Spilling the Beans
We often associate fermentation with alcohol (beer, wine) or more-specialized products (kimchi, kombucha). But two of our most beloved foods—coffee and chocolate—get fermented, too. In both cases, the process happens just after harvest, right on the farms where the beans are grown. We break down the process below.
Coffee “cherries” (left) are harvested when ripe; chocolate pods (right) are picked and the cacao beans are removed.
Most high-quality arabica coffee beans are fermented. Chocolate must be fermented to transform its inherently bitter compounds into the flavors we enjoy.
Yeasts appear on the scene first, converting sugars into alcohol. As oxygen levels drop due to the yeast activities, lactic acid bacteria thrive. (These are the same bacteria that put the tang in cheese and yogurt.) Acetic acid bacteria then produce acetic acid— known to most as vinegar—which adds flavor and prevents mold growth. The fermentation process produces heat— up to 120 degrees Fahrenheit—which prevents beans from sprouting. The yeasts, meanwhile, release enzymes called pectinases. These enzymes degrade the fruit and mucilage around the beans, while other enzymes in the beans release the flavor molecules we associate with coffee and chocolate.
Coffee beans (left) are fermented anywhere from six hours to four days. Cacao beans (right) are fermented for five to seven days
3. Drying and Sorting
The fermented beans are washed, cleaned, and dried. Beans are then sorted (no moldy, sprouted beans allowed!), and shipped to producers.
Fermented coffee (left) has a higher acidity level, fruit-forward flavors, less bitterness, and slightly less body.

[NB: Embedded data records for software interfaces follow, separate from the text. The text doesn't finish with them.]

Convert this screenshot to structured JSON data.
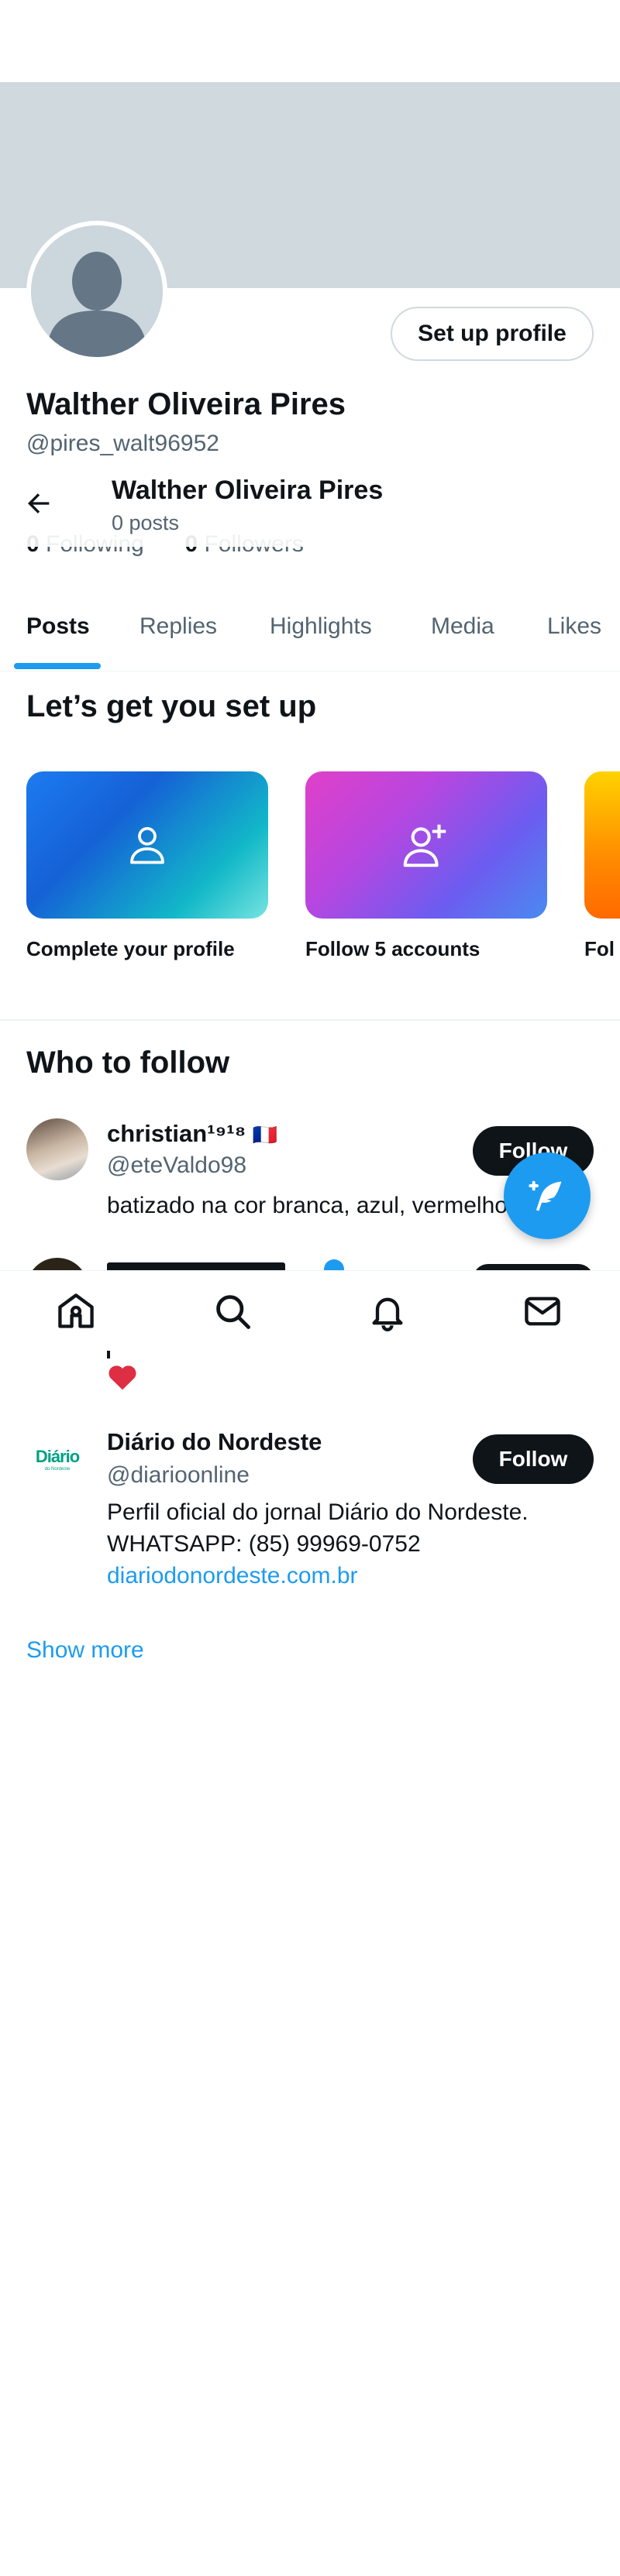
{
  "profile": {
    "setup_button": "Set up profile",
    "name": "Walther Oliveira Pires",
    "handle": "@pires_walt96952",
    "following_count": "0",
    "following_label": "Following",
    "followers_count": "0",
    "followers_label": "Followers",
    "colors": {
      "banner": "#cfd9de",
      "avatar_bg": "#ccd6dd",
      "avatar_figure": "#657786"
    }
  },
  "sticky_header": {
    "name": "Walther Oliveira Pires",
    "posts": "0 posts"
  },
  "tabs": [
    {
      "label": "Posts",
      "active": true
    },
    {
      "label": "Replies"
    },
    {
      "label": "Highlights"
    },
    {
      "label": "Media"
    },
    {
      "label": "Likes"
    }
  ],
  "setup": {
    "title": "Let’s get you set up",
    "cards": [
      {
        "label": "Complete your profile",
        "icon": "person-icon"
      },
      {
        "label": "Follow 5 accounts",
        "icon": "person-add-icon"
      },
      {
        "label": "Fol"
      }
    ]
  },
  "who_to_follow": {
    "title": "Who to follow",
    "users": [
      {
        "name": "christian¹⁹¹⁸",
        "flag": "🇫🇷",
        "handle": "@eteValdo98",
        "bio": "batizado na cor branca, azul, vermelho",
        "button": "Follow"
      },
      {
        "name": "Diário do Nordeste",
        "handle": "@diarioonline",
        "bio_line1": "Perfil oficial do jornal Diário do Nordeste.",
        "bio_line2": "WHATSAPP: (85) 99969-0752",
        "link": "diariodonordeste.com.br",
        "avatar_text": "Diário",
        "avatar_sub": "do Nordeste",
        "button": "Follow"
      }
    ],
    "show_more": "Show more"
  },
  "bottom_nav": {
    "items": [
      "home-icon",
      "search-icon",
      "notifications-icon",
      "messages-icon"
    ]
  },
  "accent": "#1d9bf0"
}
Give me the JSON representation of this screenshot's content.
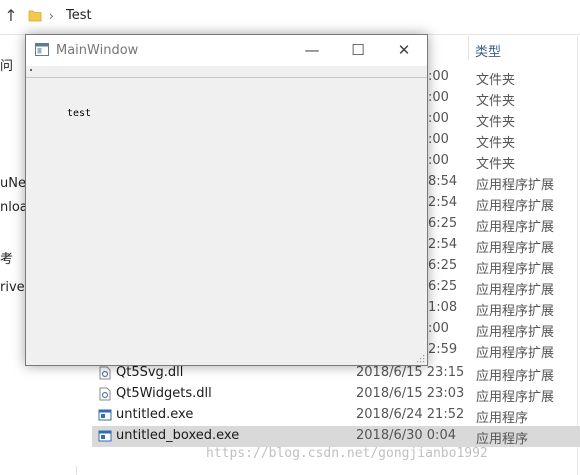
{
  "explorer": {
    "breadcrumb": "Test",
    "column_header_type": "类型",
    "sidebar_fragments": [
      "问",
      "uNet",
      "nload",
      "考",
      "rive"
    ],
    "hidden_rows": [
      {
        "time": ":00",
        "type": "文件夹"
      },
      {
        "time": ":00",
        "type": "文件夹"
      },
      {
        "time": ":00",
        "type": "文件夹"
      },
      {
        "time": ":00",
        "type": "文件夹"
      },
      {
        "time": ":00",
        "type": "文件夹"
      },
      {
        "time": "8:54",
        "type": "应用程序扩展"
      },
      {
        "time": "2:54",
        "type": "应用程序扩展"
      },
      {
        "time": "6:25",
        "type": "应用程序扩展"
      },
      {
        "time": "2:54",
        "type": "应用程序扩展"
      },
      {
        "time": "6:25",
        "type": "应用程序扩展"
      },
      {
        "time": "6:25",
        "type": "应用程序扩展"
      },
      {
        "time": "1:08",
        "type": "应用程序扩展"
      },
      {
        "time": ":00",
        "type": "应用程序扩展"
      },
      {
        "time": "2:59",
        "type": "应用程序扩展"
      }
    ],
    "files": [
      {
        "name": "Qt5Svg.dll",
        "date": "2018/6/15 23:15",
        "type": "应用程序扩展",
        "icon": "dll-icon",
        "selected": false
      },
      {
        "name": "Qt5Widgets.dll",
        "date": "2018/6/15 23:03",
        "type": "应用程序扩展",
        "icon": "dll-icon",
        "selected": false
      },
      {
        "name": "untitled.exe",
        "date": "2018/6/24 21:52",
        "type": "应用程序",
        "icon": "exe-icon",
        "selected": false
      },
      {
        "name": "untitled_boxed.exe",
        "date": "2018/6/30 0:04",
        "type": "应用程序",
        "icon": "exe-icon",
        "selected": true
      }
    ]
  },
  "qt_window": {
    "title": "MainWindow",
    "minimize_glyph": "—",
    "maximize_glyph": "☐",
    "close_glyph": "✕",
    "label_text": "test"
  },
  "watermark": "https://blog.csdn.net/gongjianbo1992",
  "colors": {
    "selection": "#d9d9d9",
    "window_bg": "#f0f0f0",
    "header_text": "#3a5f8a"
  }
}
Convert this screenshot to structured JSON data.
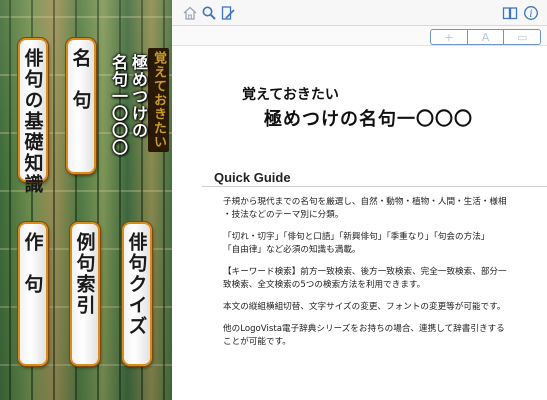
{
  "menu": {
    "title_sub": "覚えておきたい",
    "title_line1": "極めつけの",
    "title_line2": "名句一〇〇〇",
    "buttons": {
      "kiso": "俳句の基礎知識",
      "meiku": "名　句",
      "sakku": "作　句",
      "reiku": "例句索引",
      "quiz": "俳句クイズ"
    }
  },
  "toolbar": {
    "icons": [
      "home-icon",
      "search-icon",
      "bookmark-edit-icon",
      "book-icon",
      "info-icon"
    ],
    "segment_labels": [
      "+",
      "A",
      "▭"
    ]
  },
  "content": {
    "heading_sub": "覚えておきたい",
    "heading_main": "極めつけの名句一〇〇〇",
    "guide_title": "Quick Guide",
    "paragraphs": [
      "子規から現代までの名句を厳選し、自然・動物・植物・人間・生活・様相\n・技法などのテーマ別に分類。",
      "「切れ・切字」「俳句と口語」「新興俳句」「季重なり」「句会の方法」\n「自由律」など必須の知識も満載。",
      "【キーワード検索】前方一致検索、後方一致検索、完全一致検索、部分一\n致検索、全文検索の5つの検索方法を利用できます。",
      "本文の縦組横組切替、文字サイズの変更、フォントの変更等が可能です。",
      "他のLogoVista電子辞典シリーズをお持ちの場合、連携して辞書引きする\nことが可能です。"
    ]
  }
}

Properly fermented chocolate (right) has a fruity tone, less bitterness, and a cleaner mouth feel.
How Fermented Is My Mocha?
From lush and nutty to fruity and tart, here’s where some of our favorite coffees and chocolates fall on the fermentation taste spectrum.
PHOTOGRAPHS BY TROPPER2000/DREAMSTIME (CHERRIES); VALENTYN75/DREAMSTIME (PODS, COFFEE BEANS, CACAO BEANS); MASUR/WIKIMEDIA (YEAST); AJC1/FLICKR (LACTOBACILLUS); SCIMET/GETTY IMAGES (ACETOBACTER); COURTESY OF COUNTER CULTURE COFFEE/FLICKR (WET FERMENTATION); JANEL MONROE/LEARNING.ORG (CACAO BEANS)